EXERCISE BRIEF
Copy out the entries below precisely; nothing is to be omitted.

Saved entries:
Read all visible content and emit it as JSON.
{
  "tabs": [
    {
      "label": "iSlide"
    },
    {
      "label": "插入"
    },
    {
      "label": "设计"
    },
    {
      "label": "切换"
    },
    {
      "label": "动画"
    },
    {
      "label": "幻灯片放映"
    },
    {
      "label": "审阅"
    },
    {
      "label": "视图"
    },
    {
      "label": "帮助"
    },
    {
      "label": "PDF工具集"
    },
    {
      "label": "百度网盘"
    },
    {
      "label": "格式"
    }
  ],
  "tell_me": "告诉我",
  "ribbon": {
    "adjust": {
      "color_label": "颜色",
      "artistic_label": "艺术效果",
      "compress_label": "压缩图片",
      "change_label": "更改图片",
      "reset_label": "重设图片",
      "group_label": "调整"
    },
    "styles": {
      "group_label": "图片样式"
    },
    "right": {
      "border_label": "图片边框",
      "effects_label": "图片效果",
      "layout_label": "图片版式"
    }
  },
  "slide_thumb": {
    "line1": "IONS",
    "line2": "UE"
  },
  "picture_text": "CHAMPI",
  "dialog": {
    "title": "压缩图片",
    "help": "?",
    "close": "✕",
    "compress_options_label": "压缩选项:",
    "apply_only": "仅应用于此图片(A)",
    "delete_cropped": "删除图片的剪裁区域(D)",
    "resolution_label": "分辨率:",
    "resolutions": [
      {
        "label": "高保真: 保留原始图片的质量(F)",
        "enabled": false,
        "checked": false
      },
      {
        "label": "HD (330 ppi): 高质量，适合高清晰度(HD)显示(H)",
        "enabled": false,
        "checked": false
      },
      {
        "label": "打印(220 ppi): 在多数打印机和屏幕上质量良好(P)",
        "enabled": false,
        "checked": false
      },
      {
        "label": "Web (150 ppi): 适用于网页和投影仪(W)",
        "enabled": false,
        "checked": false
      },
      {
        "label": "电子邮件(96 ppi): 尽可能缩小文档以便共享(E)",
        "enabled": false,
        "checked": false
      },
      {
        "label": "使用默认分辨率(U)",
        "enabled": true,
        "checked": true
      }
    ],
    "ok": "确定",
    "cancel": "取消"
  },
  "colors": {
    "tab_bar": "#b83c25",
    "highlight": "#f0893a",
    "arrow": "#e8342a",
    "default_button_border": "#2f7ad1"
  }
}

SOLUTION TO THE EXERCISE
Read all visible content and emit it as JSON.
{
  "tabs": [
    {
      "label": "iSlide"
    },
    {
      "label": "插入"
    },
    {
      "label": "设计"
    },
    {
      "label": "切换"
    },
    {
      "label": "动画"
    },
    {
      "label": "幻灯片放映"
    },
    {
      "label": "审阅"
    },
    {
      "label": "视图"
    },
    {
      "label": "帮助"
    },
    {
      "label": "PDF工具集"
    },
    {
      "label": "百度网盘"
    },
    {
      "label": "格式"
    }
  ],
  "tell_me": "告诉我",
  "ribbon": {
    "adjust": {
      "color_label": "颜色",
      "artistic_label": "艺术效果",
      "compress_label": "压缩图片",
      "change_label": "更改图片",
      "reset_label": "重设图片",
      "group_label": "调整"
    },
    "styles": {
      "group_label": "图片样式"
    },
    "right": {
      "border_label": "图片边框",
      "effects_label": "图片效果",
      "layout_label": "图片版式"
    }
  },
  "slide_thumb": {
    "line1": "IONS",
    "line2": "UE"
  },
  "picture_text": "CHAMPI",
  "dialog": {
    "title": "压缩图片",
    "help": "?",
    "close": "✕",
    "compress_options_label": "压缩选项:",
    "apply_only": "仅应用于此图片(A)",
    "delete_cropped": "删除图片的剪裁区域(D)",
    "resolution_label": "分辨率:",
    "resolutions": [
      {
        "label": "高保真: 保留原始图片的质量(F)",
        "enabled": false,
        "checked": false
      },
      {
        "label": "HD (330 ppi): 高质量，适合高清晰度(HD)显示(H)",
        "enabled": false,
        "checked": false
      },
      {
        "label": "打印(220 ppi): 在多数打印机和屏幕上质量良好(P)",
        "enabled": false,
        "checked": false
      },
      {
        "label": "Web (150 ppi): 适用于网页和投影仪(W)",
        "enabled": false,
        "checked": false
      },
      {
        "label": "电子邮件(96 ppi): 尽可能缩小文档以便共享(E)",
        "enabled": false,
        "checked": false
      },
      {
        "label": "使用默认分辨率(U)",
        "enabled": true,
        "checked": true
      }
    ],
    "ok": "确定",
    "cancel": "取消"
  },
  "colors": {
    "tab_bar": "#b83c25",
    "highlight": "#f0893a",
    "arrow": "#e8342a",
    "default_button_border": "#2f7ad1"
  }
}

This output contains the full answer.